Sascoc inquiry report still yet to be released

The probe was first announced by former Sport Minister Thulas Nxesi and was to be a deep dive into the dysfunctional organisation’s culture and finances.

Former sports and recreation minister Tokozile Xasa. Picture: GCIS

CAPE TOWN - A ministerial inquiry into the Sports Confederation and Olympic Committee (Sascoc) has yet to release findings long after its conclusion.

The probe was first announced by former Sport Minister Thulas Nxesi and was to be a deep dive into the dysfunctional organisation’s culture and finances.

The inquiry was led by retired Judge Ralph Zulman with two additional members, former cricket administrator Ali Bacher and labour law expert Shamima Gaibie.

The inquiry into Sascoc ended in the middle of March and saw some explosive testimony from former and current employees.

According to Sport Minster Tokoxzile Xasa, the inquiry’s report has no deadline.

“At the moment there is no indication of the date as to when it will be presented,” she said.

Ali Bacher says the inquiry’s recommendations will be beneficial.

“We have had in our preliminary talks now recommendations and I will be quite confident that it will benefit South Africans more.”

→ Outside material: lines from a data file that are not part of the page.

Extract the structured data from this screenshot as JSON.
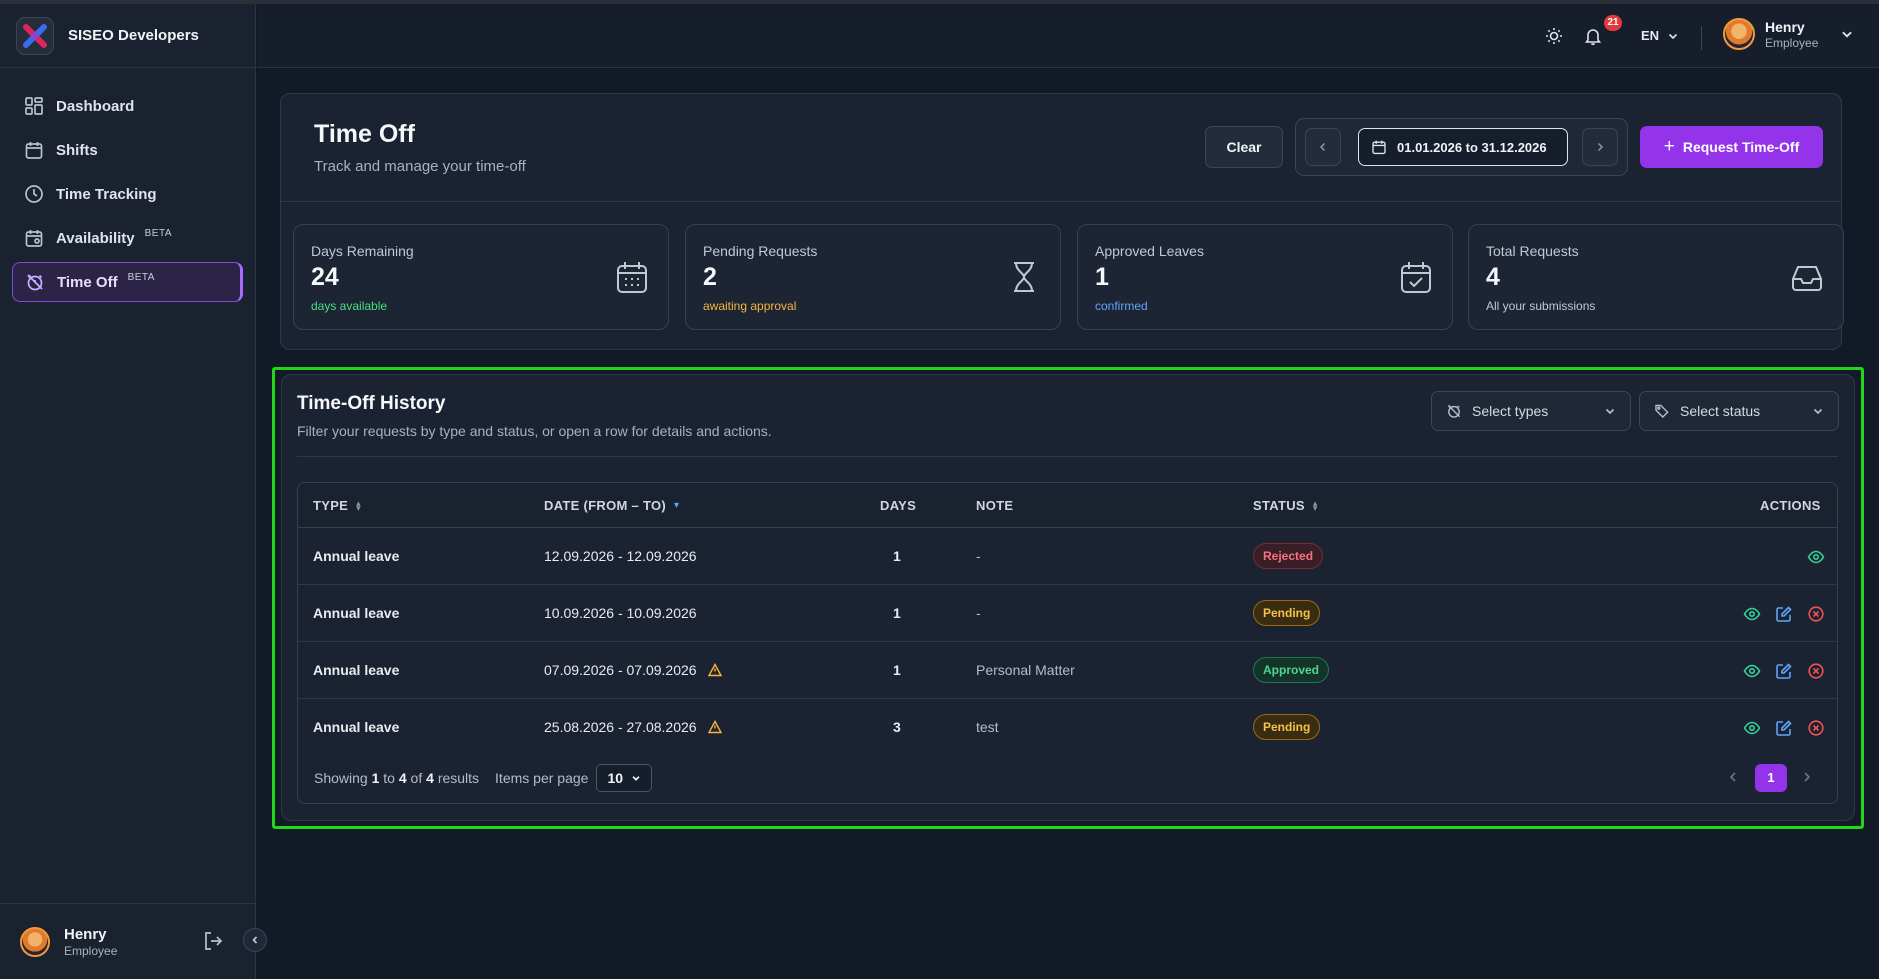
{
  "brand": {
    "name": "SISEO Developers"
  },
  "sidebar": {
    "items": [
      {
        "label": "Dashboard",
        "icon": "grid-icon"
      },
      {
        "label": "Shifts",
        "icon": "calendar-icon"
      },
      {
        "label": "Time Tracking",
        "icon": "clock-icon"
      },
      {
        "label": "Availability",
        "icon": "calendar-user-icon",
        "badge": "BETA"
      },
      {
        "label": "Time Off",
        "icon": "alarm-off-icon",
        "badge": "BETA",
        "active": true
      }
    ],
    "user": {
      "name": "Henry",
      "role": "Employee"
    }
  },
  "topbar": {
    "notifications_count": "21",
    "language": "EN",
    "user": {
      "name": "Henry",
      "role": "Employee"
    }
  },
  "header": {
    "title": "Time Off",
    "subtitle": "Track and manage your time-off",
    "clear_label": "Clear",
    "date_range": "01.01.2026 to 31.12.2026",
    "request_label": "Request Time-Off"
  },
  "stats": [
    {
      "label": "Days Remaining",
      "value": "24",
      "sub": "days available",
      "sub_color": "#4ade80",
      "icon": "calendar-grid-icon"
    },
    {
      "label": "Pending Requests",
      "value": "2",
      "sub": "awaiting approval",
      "sub_color": "#f5b73b",
      "icon": "hourglass-icon"
    },
    {
      "label": "Approved Leaves",
      "value": "1",
      "sub": "confirmed",
      "sub_color": "#60a5fa",
      "icon": "calendar-check-icon"
    },
    {
      "label": "Total Requests",
      "value": "4",
      "sub": "All your submissions",
      "sub_color": "#c2c8d2",
      "icon": "inbox-icon"
    }
  ],
  "history": {
    "title": "Time-Off History",
    "subtitle": "Filter your requests by type and status, or open a row for details and actions.",
    "filter_types_placeholder": "Select types",
    "filter_status_placeholder": "Select status",
    "columns": {
      "type": "TYPE",
      "date": "DATE (FROM – TO)",
      "days": "DAYS",
      "note": "NOTE",
      "status": "STATUS",
      "actions": "ACTIONS"
    },
    "rows": [
      {
        "type": "Annual leave",
        "date": "12.09.2026 - 12.09.2026",
        "days": "1",
        "note": "-",
        "status": "Rejected",
        "warning": false,
        "editable": false
      },
      {
        "type": "Annual leave",
        "date": "10.09.2026 - 10.09.2026",
        "days": "1",
        "note": "-",
        "status": "Pending",
        "warning": false,
        "editable": true
      },
      {
        "type": "Annual leave",
        "date": "07.09.2026 - 07.09.2026",
        "days": "1",
        "note": "Personal Matter",
        "status": "Approved",
        "warning": true,
        "editable": true
      },
      {
        "type": "Annual leave",
        "date": "25.08.2026 - 27.08.2026",
        "days": "3",
        "note": "test",
        "status": "Pending",
        "warning": true,
        "editable": true
      }
    ],
    "footer": {
      "showing": "Showing",
      "from": "1",
      "to_word": "to",
      "to": "4",
      "of_word": "of",
      "total": "4",
      "results_word": "results",
      "per_page_label": "Items per page",
      "per_page_value": "10",
      "current_page": "1"
    }
  }
}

During the hearings, factional battles within the troubled sporting body were laid bare, with other issues such as maladministration, consistent legal battles, financial mismanagement and sexual harassment being exposed.

Sascoc has consistently pleaded poverty, however, sacked CEO Tubby Reddy told the inquiry that spouses of board members were given allowances of R2,400 a day during the 2016 Rio Olympics.

For the board members, the allowance was over R3,500 per day which President Gideon Sam argued is too little, stating the daily allowances were “useless” in some countries.

In total, Sascoc spends R2.2 million each year on allowances for the board, while worryingly it emerged that the same board members spent less than 10% of their time discussing issues related to sport.

(Edited by Thapelo Lekabe)